BEGIN Data under study

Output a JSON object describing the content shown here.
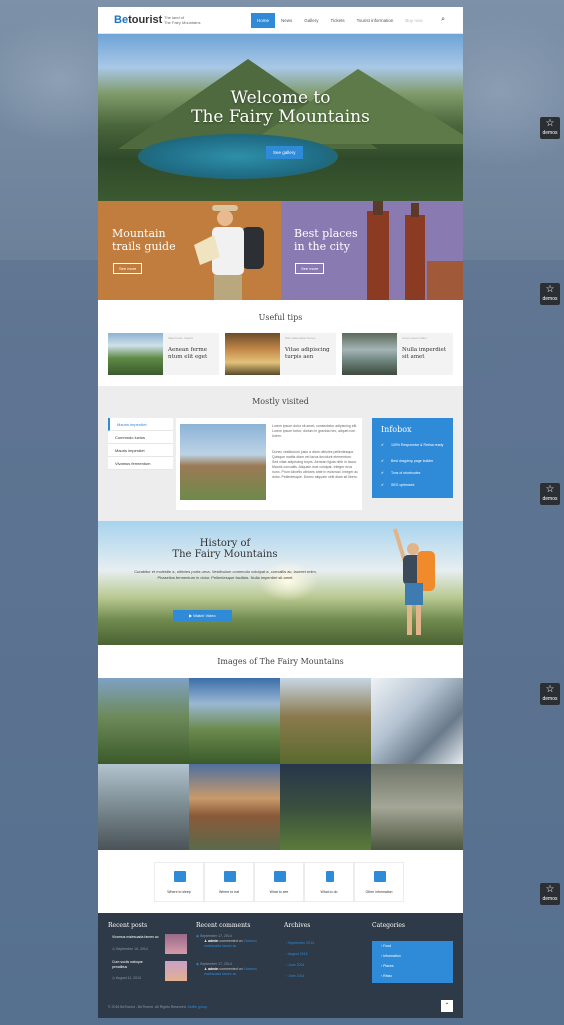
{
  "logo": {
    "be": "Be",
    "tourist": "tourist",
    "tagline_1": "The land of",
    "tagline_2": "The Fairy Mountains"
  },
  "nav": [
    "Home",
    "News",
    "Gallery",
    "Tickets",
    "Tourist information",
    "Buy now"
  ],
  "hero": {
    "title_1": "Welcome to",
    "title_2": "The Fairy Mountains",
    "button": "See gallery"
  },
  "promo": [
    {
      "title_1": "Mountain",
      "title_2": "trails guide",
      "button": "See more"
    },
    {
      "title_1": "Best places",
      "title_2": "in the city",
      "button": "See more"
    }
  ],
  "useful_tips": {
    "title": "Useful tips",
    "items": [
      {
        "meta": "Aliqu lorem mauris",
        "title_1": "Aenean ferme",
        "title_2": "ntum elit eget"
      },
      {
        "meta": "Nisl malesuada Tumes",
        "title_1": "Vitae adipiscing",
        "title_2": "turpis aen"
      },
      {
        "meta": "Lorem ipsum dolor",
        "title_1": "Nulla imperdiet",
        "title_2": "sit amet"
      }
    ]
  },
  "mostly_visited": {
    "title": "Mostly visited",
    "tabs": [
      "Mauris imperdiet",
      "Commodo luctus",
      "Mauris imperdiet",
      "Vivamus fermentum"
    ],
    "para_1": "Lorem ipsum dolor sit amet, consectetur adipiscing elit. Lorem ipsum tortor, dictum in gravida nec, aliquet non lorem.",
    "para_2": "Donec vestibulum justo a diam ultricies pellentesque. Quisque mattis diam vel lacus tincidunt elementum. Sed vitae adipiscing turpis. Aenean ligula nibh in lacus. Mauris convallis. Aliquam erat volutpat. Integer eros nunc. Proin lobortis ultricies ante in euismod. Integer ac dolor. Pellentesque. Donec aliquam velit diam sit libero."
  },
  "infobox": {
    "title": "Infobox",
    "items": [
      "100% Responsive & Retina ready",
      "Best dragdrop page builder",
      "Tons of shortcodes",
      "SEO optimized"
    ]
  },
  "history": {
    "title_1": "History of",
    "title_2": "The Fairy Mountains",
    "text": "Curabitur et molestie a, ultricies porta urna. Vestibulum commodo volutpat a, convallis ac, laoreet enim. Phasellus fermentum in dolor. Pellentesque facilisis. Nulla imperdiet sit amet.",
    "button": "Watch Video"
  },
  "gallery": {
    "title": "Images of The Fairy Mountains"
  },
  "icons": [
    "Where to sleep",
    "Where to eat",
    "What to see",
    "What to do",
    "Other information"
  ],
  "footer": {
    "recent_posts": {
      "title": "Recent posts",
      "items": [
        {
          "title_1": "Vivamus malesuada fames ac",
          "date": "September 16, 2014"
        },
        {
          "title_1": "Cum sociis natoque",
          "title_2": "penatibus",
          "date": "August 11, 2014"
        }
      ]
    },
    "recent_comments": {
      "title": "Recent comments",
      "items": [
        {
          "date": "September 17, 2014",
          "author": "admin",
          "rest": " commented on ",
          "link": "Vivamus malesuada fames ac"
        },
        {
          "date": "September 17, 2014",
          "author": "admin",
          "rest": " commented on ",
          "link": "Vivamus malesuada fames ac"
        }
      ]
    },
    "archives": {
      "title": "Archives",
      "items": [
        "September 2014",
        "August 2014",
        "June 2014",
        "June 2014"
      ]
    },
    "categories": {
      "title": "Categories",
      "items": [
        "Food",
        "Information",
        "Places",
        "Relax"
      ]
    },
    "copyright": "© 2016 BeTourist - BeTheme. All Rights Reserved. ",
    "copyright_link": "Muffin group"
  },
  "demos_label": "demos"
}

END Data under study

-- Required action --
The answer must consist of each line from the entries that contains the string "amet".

-- Finished task --
        "title_2": "sit amet"
    "para_1": "Lorem ipsum dolor sit amet, consectetur adipiscing elit. Lorem ipsum tortor, dictum in gravida nec, aliquet non lorem.",
    "text": "Curabitur et molestie a, ultricies porta urna. Vestibulum commodo volutpat a, convallis ac, laoreet enim. Phasellus fermentum in dolor. Pellentesque facilisis. Nulla imperdiet sit amet.",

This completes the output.